Ironically, it is the buoyant, singing Toppo who most directly represents the consequences of life in Jarmuli: “People like me, our dreams were beaten out of us long ago. I have no time for stars. I just want a patch of ground to sleep on, a bit of cloth to wear and my next meal.”
He purposefully forgets his past traumas so that he may live happily today. “I don’t think too much, or feel too much. If you think too hard you just get a headache and lose your hair. And I don’t have any hair to lose, see?”
A striking quality of Roy’s style is her ability to weave the beauty of place, culture, and people through magnificent prose while drawing back the curtain to reveal the turbulence underneath.
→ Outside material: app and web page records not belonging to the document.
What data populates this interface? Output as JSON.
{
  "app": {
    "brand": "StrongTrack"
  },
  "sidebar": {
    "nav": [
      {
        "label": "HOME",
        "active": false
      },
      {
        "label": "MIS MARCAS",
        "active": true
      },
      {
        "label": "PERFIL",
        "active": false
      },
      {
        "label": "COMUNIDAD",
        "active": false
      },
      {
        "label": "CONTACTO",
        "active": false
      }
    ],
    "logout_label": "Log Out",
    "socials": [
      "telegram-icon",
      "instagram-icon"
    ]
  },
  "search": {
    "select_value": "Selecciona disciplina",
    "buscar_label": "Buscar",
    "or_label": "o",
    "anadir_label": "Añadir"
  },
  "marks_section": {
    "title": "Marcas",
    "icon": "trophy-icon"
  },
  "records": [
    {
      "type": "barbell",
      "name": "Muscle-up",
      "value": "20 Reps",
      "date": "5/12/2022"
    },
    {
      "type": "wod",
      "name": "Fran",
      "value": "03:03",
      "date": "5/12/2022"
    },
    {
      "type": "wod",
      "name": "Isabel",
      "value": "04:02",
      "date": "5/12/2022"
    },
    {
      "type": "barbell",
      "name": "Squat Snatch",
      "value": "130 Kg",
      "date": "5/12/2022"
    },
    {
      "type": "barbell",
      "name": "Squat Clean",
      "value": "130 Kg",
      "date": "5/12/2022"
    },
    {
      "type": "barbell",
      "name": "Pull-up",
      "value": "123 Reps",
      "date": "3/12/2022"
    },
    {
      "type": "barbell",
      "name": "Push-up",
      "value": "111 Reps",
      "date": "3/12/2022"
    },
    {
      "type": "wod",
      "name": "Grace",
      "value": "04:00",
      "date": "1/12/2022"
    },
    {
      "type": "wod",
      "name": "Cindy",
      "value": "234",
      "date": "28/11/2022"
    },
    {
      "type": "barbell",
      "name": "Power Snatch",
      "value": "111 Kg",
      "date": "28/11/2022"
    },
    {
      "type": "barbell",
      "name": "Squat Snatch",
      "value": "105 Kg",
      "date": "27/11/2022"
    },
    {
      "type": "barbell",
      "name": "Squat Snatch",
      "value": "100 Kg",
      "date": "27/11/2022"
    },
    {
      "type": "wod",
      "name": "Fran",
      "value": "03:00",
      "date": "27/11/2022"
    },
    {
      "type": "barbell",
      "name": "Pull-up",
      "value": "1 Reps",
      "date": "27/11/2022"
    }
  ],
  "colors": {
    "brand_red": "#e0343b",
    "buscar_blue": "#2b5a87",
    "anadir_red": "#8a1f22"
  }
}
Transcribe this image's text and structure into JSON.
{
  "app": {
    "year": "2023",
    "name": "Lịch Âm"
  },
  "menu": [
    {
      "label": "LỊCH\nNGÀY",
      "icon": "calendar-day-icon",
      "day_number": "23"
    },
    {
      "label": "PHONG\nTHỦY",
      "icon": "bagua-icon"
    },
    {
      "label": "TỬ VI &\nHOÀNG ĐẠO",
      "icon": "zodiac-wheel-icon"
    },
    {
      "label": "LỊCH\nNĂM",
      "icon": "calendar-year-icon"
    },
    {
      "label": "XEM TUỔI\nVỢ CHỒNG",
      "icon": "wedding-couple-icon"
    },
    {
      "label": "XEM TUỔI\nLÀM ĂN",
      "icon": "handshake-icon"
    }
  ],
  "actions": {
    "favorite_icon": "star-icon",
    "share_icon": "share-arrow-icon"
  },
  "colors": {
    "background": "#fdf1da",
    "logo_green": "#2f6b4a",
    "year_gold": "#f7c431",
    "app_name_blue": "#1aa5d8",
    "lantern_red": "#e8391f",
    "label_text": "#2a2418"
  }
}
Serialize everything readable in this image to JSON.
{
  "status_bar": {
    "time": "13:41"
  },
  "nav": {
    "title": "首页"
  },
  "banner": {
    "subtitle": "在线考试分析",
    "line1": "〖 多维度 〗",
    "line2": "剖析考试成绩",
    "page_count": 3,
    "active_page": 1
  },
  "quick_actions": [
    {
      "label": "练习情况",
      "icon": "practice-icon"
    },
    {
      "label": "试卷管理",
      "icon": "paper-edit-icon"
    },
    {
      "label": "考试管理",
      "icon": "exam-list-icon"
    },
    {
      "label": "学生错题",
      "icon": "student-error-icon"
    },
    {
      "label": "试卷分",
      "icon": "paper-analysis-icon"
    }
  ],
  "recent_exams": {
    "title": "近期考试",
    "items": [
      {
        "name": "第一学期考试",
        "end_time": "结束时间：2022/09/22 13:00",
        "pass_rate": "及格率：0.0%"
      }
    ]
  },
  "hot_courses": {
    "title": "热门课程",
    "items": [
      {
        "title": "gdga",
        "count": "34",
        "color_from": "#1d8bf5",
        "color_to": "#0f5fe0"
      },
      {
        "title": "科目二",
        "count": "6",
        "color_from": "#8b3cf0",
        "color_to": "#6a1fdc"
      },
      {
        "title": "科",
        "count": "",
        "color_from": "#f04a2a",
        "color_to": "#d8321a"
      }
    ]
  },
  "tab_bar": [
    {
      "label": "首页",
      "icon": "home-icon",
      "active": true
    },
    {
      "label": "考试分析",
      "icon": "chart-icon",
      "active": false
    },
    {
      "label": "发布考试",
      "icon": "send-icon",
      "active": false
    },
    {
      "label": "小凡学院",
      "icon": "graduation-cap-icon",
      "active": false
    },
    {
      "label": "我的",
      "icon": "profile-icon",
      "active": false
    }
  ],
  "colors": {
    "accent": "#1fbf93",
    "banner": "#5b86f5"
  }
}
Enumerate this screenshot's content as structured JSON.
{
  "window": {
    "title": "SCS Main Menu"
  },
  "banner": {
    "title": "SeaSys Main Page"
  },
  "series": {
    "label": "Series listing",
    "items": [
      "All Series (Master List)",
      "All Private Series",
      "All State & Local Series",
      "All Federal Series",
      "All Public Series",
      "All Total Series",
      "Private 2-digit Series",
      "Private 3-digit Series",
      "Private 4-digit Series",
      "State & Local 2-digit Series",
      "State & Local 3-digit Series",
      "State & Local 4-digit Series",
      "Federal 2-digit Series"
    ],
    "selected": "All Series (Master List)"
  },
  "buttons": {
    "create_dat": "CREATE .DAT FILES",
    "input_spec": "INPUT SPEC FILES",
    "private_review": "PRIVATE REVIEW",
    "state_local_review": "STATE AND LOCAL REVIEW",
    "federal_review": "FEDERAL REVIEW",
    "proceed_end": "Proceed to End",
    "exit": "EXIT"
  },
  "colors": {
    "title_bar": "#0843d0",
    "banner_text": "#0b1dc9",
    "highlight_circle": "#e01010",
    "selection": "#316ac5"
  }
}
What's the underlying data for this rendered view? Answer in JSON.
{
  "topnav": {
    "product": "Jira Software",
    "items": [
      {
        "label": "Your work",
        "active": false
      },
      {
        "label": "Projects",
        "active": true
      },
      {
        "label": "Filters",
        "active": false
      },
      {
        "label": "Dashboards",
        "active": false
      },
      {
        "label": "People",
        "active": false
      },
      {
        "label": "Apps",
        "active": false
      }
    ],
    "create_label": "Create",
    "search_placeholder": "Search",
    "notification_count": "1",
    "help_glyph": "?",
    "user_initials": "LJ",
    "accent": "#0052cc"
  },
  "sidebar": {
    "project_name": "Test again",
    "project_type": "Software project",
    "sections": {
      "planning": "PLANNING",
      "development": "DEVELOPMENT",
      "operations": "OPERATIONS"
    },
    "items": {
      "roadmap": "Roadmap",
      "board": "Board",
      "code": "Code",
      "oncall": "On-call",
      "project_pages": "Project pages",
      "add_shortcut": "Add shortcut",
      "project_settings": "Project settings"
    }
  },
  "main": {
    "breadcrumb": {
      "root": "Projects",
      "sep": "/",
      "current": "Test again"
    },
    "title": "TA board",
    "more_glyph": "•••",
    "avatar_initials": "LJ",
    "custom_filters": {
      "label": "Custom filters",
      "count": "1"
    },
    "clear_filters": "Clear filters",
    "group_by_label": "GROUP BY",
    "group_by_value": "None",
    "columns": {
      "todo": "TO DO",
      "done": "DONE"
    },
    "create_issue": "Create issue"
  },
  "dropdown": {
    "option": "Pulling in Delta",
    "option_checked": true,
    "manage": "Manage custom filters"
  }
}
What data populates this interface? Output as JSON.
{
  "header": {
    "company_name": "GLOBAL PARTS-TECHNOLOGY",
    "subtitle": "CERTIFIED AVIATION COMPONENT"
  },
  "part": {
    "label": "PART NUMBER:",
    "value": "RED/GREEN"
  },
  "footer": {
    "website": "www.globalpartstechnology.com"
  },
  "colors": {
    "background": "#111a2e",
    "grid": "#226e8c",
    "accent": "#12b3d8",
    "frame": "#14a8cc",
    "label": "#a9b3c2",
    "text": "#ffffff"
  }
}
Small, seemingly harmless moments become menacing, such as leering men eyeing Nomi when she is alone.
The novel is at once a lyrical display of writing and a commentary on life in India. The holy town of Jarmuli, for all its splendor, is weighed down by its dark past and is a place that residents like Badal dream of escaping: “Jarmuli radiated outward to Asia, the world, the solar system, the universe — it was every child’s incantation in school, and even now, when [Badal] wanted to be out of the reach of his aunt and uncle, he dreamed of living on Jupiter and sleeping under its many moons.”
Be prepared: This is not a feel-good novel. On the contrary, this evocative tale can, at times, be hard to read as it addresses tough subjects such as war, violence, abuse, and child molestation.
With an unflinching eye, Roy crafts her story with elegance and dexterity, and guides the reader past the gilded beauty of the seaside town of Jarmuli. She asks the reader to look hard and closely at those issues the city would rather cover up and forget. Because of all this, Sleeping on Jupiter is not just an important read, but an essential one.
Chelsea Leigh Horne’s work has appeared in the Atlantic, the Rumpus, the Paterson Literary Review, the Buffalo News, Café Americain, and elsewhere. She is the World/Travel editor at Ragazine. She has an MFA in creative writing from American University. Follow her on Twitter at @CL_Horne.